Look through the data that follows and copy each line with the string "demo".

▸ **Dataset rows for apps and sites**:
►

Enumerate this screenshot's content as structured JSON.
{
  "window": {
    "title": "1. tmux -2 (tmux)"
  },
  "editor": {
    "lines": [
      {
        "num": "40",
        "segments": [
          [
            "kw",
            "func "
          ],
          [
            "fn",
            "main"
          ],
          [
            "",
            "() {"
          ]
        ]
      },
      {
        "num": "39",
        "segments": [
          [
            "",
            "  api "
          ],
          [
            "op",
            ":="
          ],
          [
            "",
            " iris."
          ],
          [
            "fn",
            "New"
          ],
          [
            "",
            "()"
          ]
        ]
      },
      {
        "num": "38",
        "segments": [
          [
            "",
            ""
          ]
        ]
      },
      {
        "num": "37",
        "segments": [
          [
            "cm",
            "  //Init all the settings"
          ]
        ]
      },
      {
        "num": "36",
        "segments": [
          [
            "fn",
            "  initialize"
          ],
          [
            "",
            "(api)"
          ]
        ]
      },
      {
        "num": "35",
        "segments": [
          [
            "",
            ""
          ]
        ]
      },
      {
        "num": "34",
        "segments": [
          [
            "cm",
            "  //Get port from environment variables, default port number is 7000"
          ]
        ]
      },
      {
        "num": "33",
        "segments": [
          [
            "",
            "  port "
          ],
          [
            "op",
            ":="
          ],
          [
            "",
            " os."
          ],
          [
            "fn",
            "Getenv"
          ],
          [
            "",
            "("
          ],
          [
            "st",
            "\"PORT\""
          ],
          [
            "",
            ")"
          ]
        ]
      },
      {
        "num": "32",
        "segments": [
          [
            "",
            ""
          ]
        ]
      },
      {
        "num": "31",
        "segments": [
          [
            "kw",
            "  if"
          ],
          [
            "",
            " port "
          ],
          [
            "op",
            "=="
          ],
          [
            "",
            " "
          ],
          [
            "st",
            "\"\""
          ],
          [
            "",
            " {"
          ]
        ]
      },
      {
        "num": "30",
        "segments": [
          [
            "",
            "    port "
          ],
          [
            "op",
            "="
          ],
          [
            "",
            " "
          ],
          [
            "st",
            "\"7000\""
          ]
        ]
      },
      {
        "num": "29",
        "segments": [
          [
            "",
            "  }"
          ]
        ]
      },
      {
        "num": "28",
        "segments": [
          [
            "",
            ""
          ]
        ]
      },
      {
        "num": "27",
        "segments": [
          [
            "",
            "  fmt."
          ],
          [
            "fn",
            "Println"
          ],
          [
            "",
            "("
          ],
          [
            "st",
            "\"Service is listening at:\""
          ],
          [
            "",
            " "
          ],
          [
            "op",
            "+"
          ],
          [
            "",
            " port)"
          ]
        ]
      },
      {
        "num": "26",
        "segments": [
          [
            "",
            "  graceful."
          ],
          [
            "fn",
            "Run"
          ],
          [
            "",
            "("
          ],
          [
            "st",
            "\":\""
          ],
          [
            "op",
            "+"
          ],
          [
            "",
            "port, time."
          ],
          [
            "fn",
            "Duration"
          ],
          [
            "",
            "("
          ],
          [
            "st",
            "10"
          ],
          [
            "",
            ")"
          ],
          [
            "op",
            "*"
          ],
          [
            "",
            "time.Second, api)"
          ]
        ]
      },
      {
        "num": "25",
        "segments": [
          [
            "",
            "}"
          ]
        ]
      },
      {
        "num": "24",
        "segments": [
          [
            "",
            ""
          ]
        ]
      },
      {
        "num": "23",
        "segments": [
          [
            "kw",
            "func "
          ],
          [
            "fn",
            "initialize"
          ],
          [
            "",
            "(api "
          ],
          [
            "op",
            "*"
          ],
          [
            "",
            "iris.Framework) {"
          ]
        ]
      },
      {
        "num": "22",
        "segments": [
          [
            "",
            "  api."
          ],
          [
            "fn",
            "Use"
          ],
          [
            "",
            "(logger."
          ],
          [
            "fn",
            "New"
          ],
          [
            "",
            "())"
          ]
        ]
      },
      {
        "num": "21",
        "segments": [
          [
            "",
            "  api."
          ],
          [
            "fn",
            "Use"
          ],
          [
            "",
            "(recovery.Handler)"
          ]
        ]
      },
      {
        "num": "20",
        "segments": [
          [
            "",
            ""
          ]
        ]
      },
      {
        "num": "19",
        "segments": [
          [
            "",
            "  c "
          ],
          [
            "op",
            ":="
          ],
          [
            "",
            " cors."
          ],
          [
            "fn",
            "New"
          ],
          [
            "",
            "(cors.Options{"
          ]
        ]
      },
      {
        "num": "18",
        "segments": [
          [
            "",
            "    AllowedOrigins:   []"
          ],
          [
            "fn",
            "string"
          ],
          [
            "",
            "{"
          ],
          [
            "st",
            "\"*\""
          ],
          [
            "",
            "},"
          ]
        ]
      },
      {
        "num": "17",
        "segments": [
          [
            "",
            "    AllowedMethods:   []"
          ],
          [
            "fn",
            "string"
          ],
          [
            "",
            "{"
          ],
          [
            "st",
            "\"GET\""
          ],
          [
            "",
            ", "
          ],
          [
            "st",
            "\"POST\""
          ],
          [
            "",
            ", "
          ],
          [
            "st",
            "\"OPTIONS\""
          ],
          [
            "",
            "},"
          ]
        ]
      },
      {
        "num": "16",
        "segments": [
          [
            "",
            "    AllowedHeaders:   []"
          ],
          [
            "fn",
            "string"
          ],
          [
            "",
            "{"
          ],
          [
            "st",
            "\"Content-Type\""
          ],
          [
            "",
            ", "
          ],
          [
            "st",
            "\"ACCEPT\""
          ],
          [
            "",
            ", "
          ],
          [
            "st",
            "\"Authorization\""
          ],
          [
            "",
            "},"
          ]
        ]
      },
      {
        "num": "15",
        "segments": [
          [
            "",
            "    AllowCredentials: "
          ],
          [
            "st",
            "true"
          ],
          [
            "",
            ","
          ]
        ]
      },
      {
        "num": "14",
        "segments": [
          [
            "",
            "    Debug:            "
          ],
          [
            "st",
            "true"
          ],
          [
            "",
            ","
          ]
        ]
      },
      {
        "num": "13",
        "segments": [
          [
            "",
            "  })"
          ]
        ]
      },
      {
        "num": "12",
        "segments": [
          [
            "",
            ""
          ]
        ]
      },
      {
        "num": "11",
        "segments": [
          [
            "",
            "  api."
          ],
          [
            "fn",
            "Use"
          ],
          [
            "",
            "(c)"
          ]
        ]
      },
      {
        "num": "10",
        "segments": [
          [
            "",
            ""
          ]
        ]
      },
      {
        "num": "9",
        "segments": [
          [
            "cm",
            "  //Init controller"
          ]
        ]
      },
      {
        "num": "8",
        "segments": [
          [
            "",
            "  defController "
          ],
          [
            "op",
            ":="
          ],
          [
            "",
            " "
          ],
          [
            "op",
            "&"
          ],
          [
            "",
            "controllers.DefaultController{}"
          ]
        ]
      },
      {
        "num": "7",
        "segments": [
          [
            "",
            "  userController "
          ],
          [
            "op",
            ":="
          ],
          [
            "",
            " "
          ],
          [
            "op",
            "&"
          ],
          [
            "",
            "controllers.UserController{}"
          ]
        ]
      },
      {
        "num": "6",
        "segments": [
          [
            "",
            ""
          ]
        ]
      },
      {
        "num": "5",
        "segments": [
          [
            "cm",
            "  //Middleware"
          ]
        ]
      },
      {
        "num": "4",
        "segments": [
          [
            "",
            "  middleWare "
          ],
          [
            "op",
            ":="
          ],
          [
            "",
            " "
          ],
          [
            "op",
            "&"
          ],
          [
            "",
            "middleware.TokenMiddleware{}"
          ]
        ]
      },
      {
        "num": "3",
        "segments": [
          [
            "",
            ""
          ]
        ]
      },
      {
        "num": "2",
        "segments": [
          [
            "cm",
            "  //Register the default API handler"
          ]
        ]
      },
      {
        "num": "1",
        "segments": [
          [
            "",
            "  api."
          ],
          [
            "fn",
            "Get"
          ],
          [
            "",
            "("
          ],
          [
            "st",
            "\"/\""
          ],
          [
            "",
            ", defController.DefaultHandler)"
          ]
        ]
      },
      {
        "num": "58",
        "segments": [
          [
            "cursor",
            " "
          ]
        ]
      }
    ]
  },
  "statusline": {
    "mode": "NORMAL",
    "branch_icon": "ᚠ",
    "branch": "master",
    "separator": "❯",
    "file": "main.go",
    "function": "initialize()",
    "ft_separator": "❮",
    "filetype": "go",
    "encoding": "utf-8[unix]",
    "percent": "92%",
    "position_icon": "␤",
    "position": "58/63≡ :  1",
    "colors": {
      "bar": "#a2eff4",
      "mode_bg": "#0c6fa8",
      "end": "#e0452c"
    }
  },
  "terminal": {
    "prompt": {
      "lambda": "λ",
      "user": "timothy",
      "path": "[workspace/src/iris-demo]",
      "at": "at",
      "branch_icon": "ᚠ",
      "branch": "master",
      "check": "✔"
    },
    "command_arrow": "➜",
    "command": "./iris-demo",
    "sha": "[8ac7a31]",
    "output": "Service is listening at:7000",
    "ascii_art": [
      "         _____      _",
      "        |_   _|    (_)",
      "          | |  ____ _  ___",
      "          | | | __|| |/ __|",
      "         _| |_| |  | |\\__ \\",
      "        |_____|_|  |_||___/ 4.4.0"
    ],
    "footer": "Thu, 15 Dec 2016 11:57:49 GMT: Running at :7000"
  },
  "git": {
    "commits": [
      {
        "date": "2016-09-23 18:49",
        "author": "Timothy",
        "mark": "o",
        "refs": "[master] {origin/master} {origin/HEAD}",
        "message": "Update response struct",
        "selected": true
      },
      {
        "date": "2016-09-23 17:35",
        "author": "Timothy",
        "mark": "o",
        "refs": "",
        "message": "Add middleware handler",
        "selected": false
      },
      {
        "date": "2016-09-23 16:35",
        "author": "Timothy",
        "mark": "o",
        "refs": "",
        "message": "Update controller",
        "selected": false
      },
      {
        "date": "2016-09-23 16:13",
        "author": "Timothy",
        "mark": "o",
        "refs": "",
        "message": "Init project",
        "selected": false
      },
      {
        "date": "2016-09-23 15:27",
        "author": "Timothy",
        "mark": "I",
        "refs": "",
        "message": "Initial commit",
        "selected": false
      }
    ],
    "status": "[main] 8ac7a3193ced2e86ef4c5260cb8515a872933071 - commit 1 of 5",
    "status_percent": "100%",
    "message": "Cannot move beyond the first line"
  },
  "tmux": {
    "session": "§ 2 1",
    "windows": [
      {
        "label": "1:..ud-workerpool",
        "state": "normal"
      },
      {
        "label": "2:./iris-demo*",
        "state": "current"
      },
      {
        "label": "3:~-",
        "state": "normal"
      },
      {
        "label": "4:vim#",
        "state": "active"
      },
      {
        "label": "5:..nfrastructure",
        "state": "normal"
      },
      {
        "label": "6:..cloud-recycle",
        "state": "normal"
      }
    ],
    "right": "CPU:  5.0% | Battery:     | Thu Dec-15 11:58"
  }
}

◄

▸ **Finished task**:
      "path": "[workspace/src/iris-demo]",
    "command": "./iris-demo",
        "label": "2:./iris-demo*",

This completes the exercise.